Let’s talk about plastic recycling. And an “exciting” accounting principle.
First, good news: Advanced recycling technologies have created a huge new opportunity to dramatically increase the types and amount of plastic that can be recycled.
These technologies complement today’s traditional “mechanical” recycling technologies that grind up and melt bottles, containers and bags.
Advanced recycling breaks down used plastic to its molecular level, creating building block raw materials that can be remade into plastic that performs like new.
The same way other companies keep track for a wide diversity of products. Cocoa. Renewable energy. Orange juice. Coconut oil. Forestry. And more.
The answer goes by the exciting accounting term: “mass balance.”
Basically, the mass balance approach measures the amount of plastic building block materials made from advanced recycling that are being mixed with traditional materials to create new products.
Using this approach, companies can help track and communicate the use of materials derived from advanced recycling in their finished products.
And third-party organizations certify those claims.
For an accounting principle, mass balance is quite popular.
As the Rainforest Alliance says, “All major international sustainability initiatives use mass balance in one form or another.”
What’s “exciting” about mass balance is how it incentivizes the use of recycled content over traditional raw material sources, such as oil or natural gas.
In other words, it’s a great way to scale up sustainability. All good. Who said accounting can’t be exciting?
The following series provides helpful resources covering various topics, offering valuable insights into the advancements and initiatives driving sustainable change.
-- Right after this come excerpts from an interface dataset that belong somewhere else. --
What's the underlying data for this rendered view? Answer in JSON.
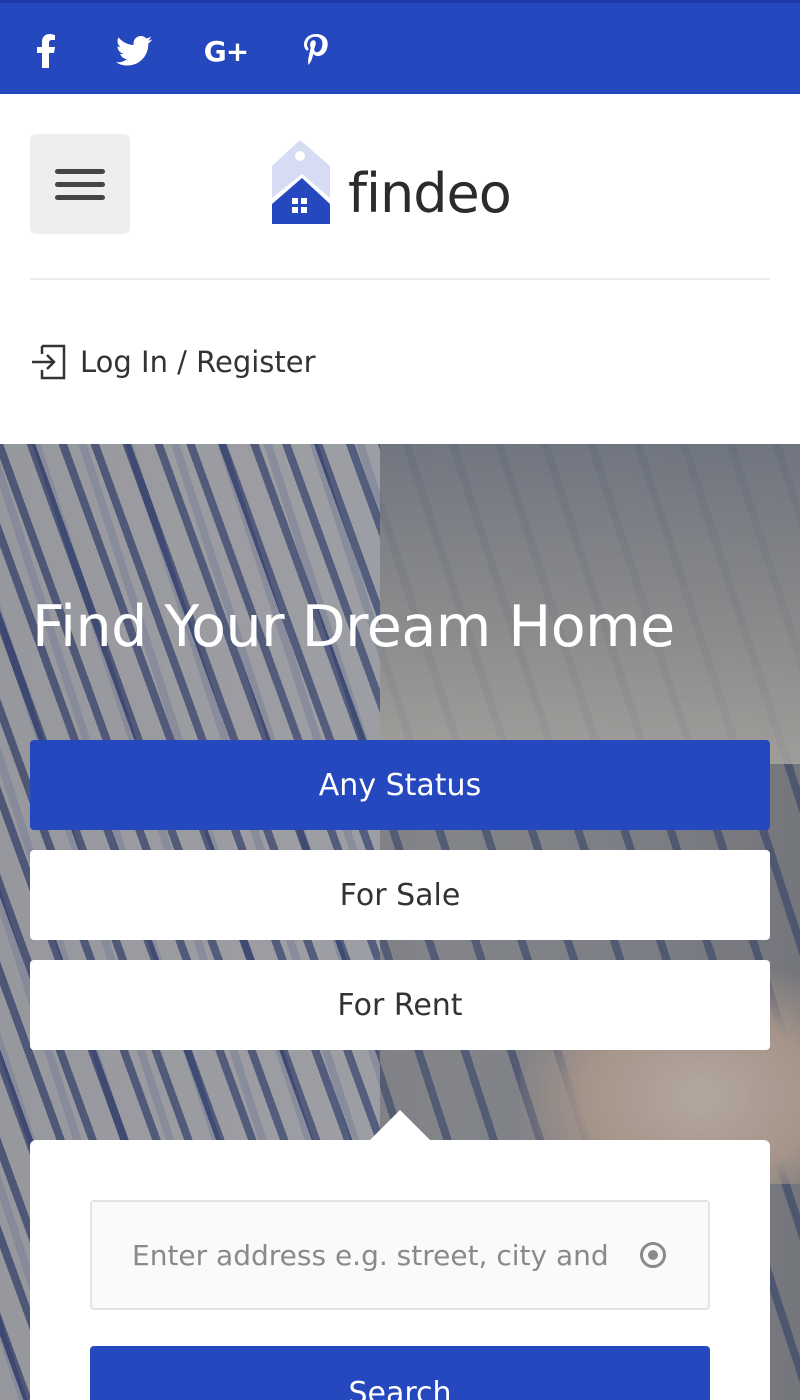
{
  "social": {
    "facebook_icon": "facebook-icon",
    "twitter_icon": "twitter-icon",
    "googleplus_label": "G+",
    "pinterest_icon": "pinterest-icon"
  },
  "header": {
    "menu_icon": "hamburger-menu-icon",
    "logo_text": "findeo",
    "login_label": "Log In / Register",
    "login_icon": "sign-in-icon"
  },
  "hero": {
    "title": "Find Your Dream Home",
    "status_options": [
      "Any Status",
      "For Sale",
      "For Rent"
    ],
    "selected_status": "Any Status"
  },
  "search": {
    "address_placeholder": "Enter address e.g. street, city and state or zip",
    "location_icon": "target-location-icon",
    "button_label": "Search"
  },
  "colors": {
    "brand": "#2548bf",
    "topbar": "#2548bf",
    "text": "#333333"
  }
}
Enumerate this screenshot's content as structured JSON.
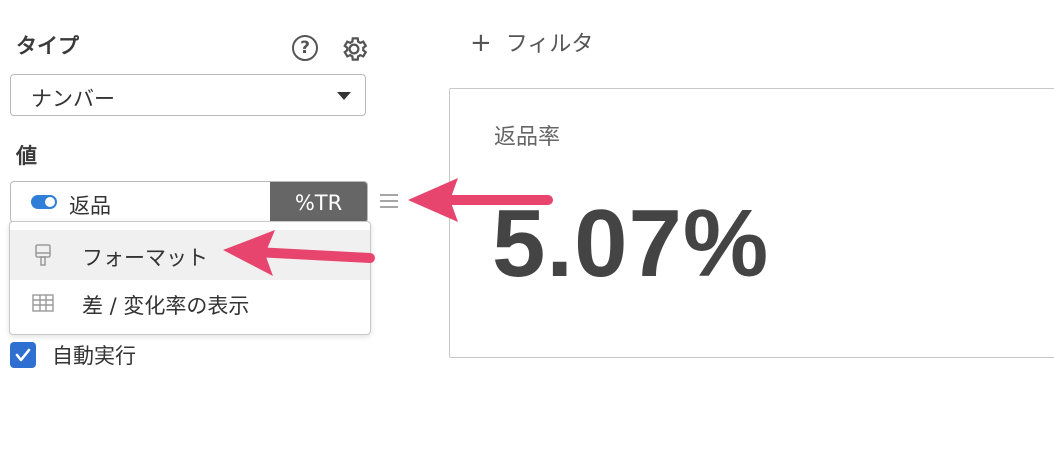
{
  "sidebar": {
    "type_label": "タイプ",
    "type_select_value": "ナンバー",
    "value_label": "値",
    "value_field": {
      "text": "返品",
      "badge": "%TR"
    },
    "dropdown": {
      "items": [
        {
          "label": "フォーマット",
          "icon": "paint-brush-icon"
        },
        {
          "label": "差 / 変化率の表示",
          "icon": "table-icon"
        }
      ]
    },
    "auto_run_label": "自動実行",
    "auto_run_checked": true
  },
  "main": {
    "filter_label": "フィルタ",
    "card": {
      "title": "返品率",
      "value": "5.07%"
    }
  },
  "colors": {
    "accent": "#2f6fd1",
    "badge_bg": "#666666",
    "annotation_arrow": "#e8456e"
  }
}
Find out what’s happening in the industry and how we’re making sustainable change.